_Provided records_
=-=-=
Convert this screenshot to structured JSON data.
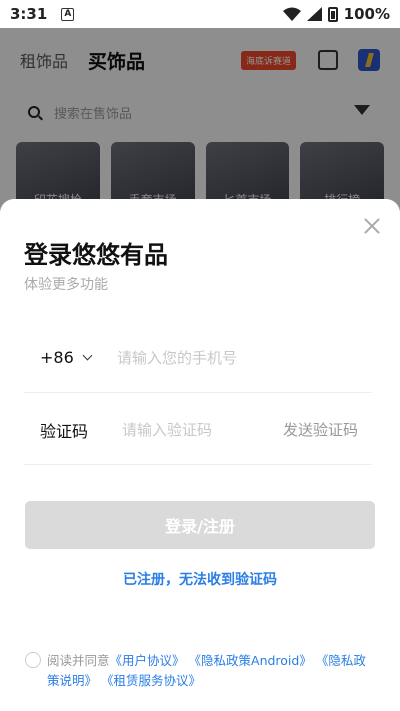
{
  "status_bar": {
    "time": "3:31",
    "notification_glyph": "A",
    "battery": "100%"
  },
  "background": {
    "tabs": [
      "租饰品",
      "买饰品"
    ],
    "badge": "海底诉赛道",
    "search_placeholder": "搜索在售饰品",
    "cards": [
      "印花搜枪",
      "手套市场",
      "匕首市场",
      "排行榜"
    ]
  },
  "login": {
    "title": "登录悠悠有品",
    "subtitle": "体验更多功能",
    "country_code": "+86",
    "phone_placeholder": "请输入您的手机号",
    "code_label": "验证码",
    "code_placeholder": "请输入验证码",
    "send_code": "发送验证码",
    "submit": "登录/注册",
    "cant_receive": "已注册，无法收到验证码",
    "agreement_prefix": "阅读并同意",
    "agreement_links": [
      "《用户协议》",
      "《隐私政策Android》",
      "《隐私政策说明》",
      "《租赁服务协议》"
    ]
  },
  "colors": {
    "link": "#2a7ee6",
    "button_disabled": "#dadada",
    "badge": "#e8452a"
  }
}
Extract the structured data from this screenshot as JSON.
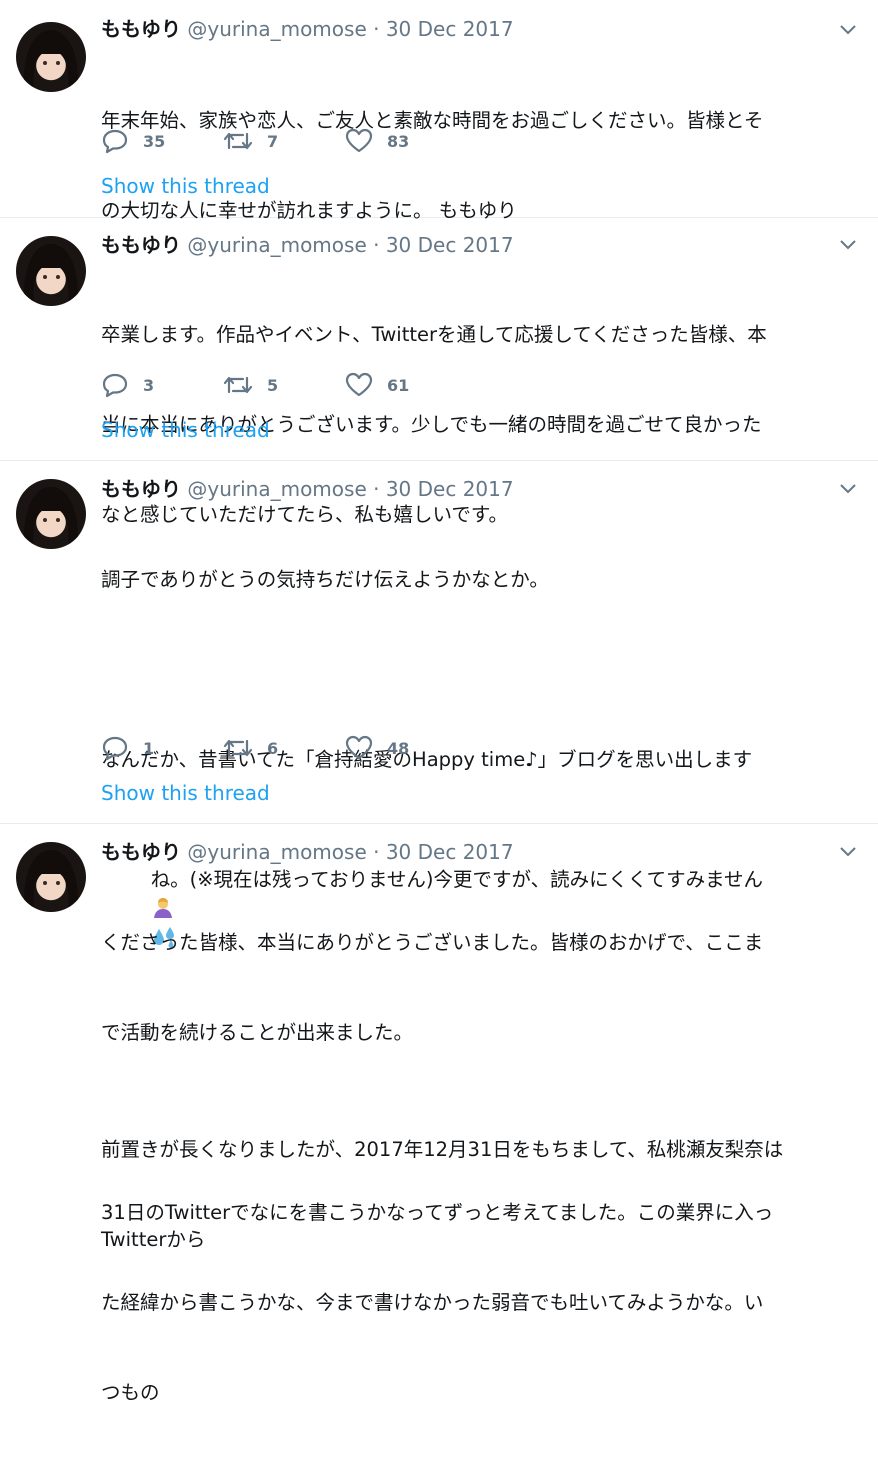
{
  "tweets": [
    {
      "name": "ももゆり",
      "handle": "@yurina_momose",
      "sep": "·",
      "date": "30 Dec 2017",
      "lines": [
        "年末年始、家族や恋人、ご友人と素敵な時間をお過ごしください。皆様とそ",
        "の大切な人に幸せが訪れますように。 ももゆり"
      ],
      "replies": "35",
      "retweets": "7",
      "likes": "83",
      "thread": "Show this thread"
    },
    {
      "name": "ももゆり",
      "handle": "@yurina_momose",
      "sep": "·",
      "date": "30 Dec 2017",
      "lines": [
        "卒業します。作品やイベント、Twitterを通して応援してくださった皆様、本",
        "当に本当にありがとうございます。少しでも一緒の時間を過ごせて良かった",
        "なと感じていただけてたら、私も嬉しいです。"
      ],
      "replies": "3",
      "retweets": "5",
      "likes": "61",
      "thread": "Show this thread"
    },
    {
      "name": "ももゆり",
      "handle": "@yurina_momose",
      "sep": "·",
      "date": "30 Dec 2017",
      "lines": [
        "調子でありがとうの気持ちだけ伝えようかなとか。",
        "",
        "なんだか、昔書いてた「倉持結愛のHappy time♪」ブログを思い出します",
        "ね。(※現在は残っておりません)今更ですが、読みにくくてすみません",
        "",
        "前置きが長くなりましたが、2017年12月31日をもちまして、私桃瀬友梨奈は",
        "Twitterから"
      ],
      "replies": "1",
      "retweets": "6",
      "likes": "48",
      "thread": "Show this thread",
      "emoji": [
        "person-bowing-icon",
        "sweat-droplets-icon"
      ]
    },
    {
      "name": "ももゆり",
      "handle": "@yurina_momose",
      "sep": "·",
      "date": "30 Dec 2017",
      "lines": [
        "くださった皆様、本当にありがとうございました。皆様のおかげで、ここま",
        "で活動を続けることが出来ました。",
        "",
        "31日のTwitterでなにを書こうかなってずっと考えてました。この業界に入っ",
        "た経緯から書こうかな、今まで書けなかった弱音でも吐いてみようかな。い",
        "つもの"
      ]
    }
  ],
  "colors": {
    "link": "#1da1f2",
    "muted": "#657786",
    "divider": "#e6ecf0",
    "text": "#14171a"
  }
}
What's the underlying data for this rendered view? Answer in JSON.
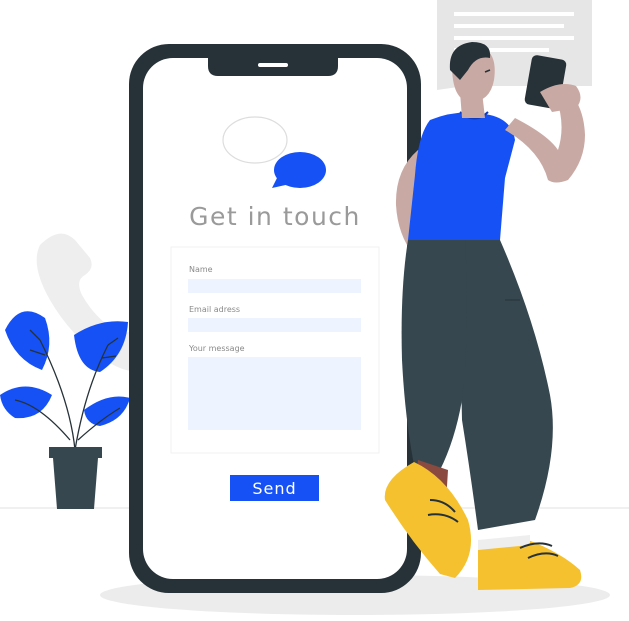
{
  "form": {
    "title": "Get in touch",
    "name_label": "Name",
    "email_label": "Email adress",
    "message_label": "Your message",
    "send_label": "Send"
  },
  "colors": {
    "accent": "#1651f5",
    "phone_frame": "#263238",
    "shirt": "#1651f5",
    "shoes": "#f5c12e",
    "pants": "#37474f",
    "skin": "#c9a9a4",
    "field_bg": "#eef4ff",
    "title_text": "#9a9a9a"
  },
  "icons": [
    "chat-bubble-outline-icon",
    "chat-bubble-filled-icon",
    "phone-handset-icon",
    "message-card-icon"
  ]
}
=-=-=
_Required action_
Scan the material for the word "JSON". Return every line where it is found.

_Result for this task_
Convert this screenshot to structured JSON data.
Extract the structured data from this screenshot as JSON.
What's the underlying data for this rendered view? Answer in JSON.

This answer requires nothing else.